Only the lines that include "battery" should be copied from the data below.

** TASK DATA follows **

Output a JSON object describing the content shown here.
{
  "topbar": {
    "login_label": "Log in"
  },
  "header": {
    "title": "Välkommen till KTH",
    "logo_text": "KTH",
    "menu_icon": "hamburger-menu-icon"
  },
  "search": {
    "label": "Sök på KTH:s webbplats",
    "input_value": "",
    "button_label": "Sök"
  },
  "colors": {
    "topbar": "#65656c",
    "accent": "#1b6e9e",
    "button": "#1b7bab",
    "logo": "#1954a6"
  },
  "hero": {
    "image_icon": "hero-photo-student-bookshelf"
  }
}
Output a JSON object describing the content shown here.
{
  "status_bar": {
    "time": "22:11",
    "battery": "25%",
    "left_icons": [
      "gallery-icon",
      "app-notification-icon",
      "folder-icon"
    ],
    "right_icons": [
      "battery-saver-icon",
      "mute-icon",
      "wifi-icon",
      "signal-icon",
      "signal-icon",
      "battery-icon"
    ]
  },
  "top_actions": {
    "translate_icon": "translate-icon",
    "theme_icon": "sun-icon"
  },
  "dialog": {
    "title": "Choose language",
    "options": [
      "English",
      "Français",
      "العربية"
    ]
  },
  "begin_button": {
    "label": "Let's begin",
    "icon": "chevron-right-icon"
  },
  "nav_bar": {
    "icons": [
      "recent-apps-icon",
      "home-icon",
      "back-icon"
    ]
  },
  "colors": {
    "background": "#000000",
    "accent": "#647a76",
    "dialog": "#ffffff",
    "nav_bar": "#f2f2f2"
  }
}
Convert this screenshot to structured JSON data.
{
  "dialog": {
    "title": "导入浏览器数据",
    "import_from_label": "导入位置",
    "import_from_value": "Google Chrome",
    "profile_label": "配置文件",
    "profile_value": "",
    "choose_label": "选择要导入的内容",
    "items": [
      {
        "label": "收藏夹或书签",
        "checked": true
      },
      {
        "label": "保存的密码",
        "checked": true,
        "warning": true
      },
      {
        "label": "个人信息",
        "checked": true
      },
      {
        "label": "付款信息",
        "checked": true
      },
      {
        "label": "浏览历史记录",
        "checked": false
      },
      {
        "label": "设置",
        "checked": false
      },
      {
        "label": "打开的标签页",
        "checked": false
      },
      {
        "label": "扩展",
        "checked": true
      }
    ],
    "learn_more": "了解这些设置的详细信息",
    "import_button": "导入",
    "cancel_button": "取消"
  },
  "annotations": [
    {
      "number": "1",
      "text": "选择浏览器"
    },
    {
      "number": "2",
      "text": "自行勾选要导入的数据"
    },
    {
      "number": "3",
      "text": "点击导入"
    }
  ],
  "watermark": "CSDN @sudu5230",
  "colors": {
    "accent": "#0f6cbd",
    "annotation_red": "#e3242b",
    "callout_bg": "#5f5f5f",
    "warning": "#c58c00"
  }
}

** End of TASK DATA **

| SOLUTION TO THIS TASK |
    "battery": "25%",
      "battery-saver-icon",
      "battery-icon"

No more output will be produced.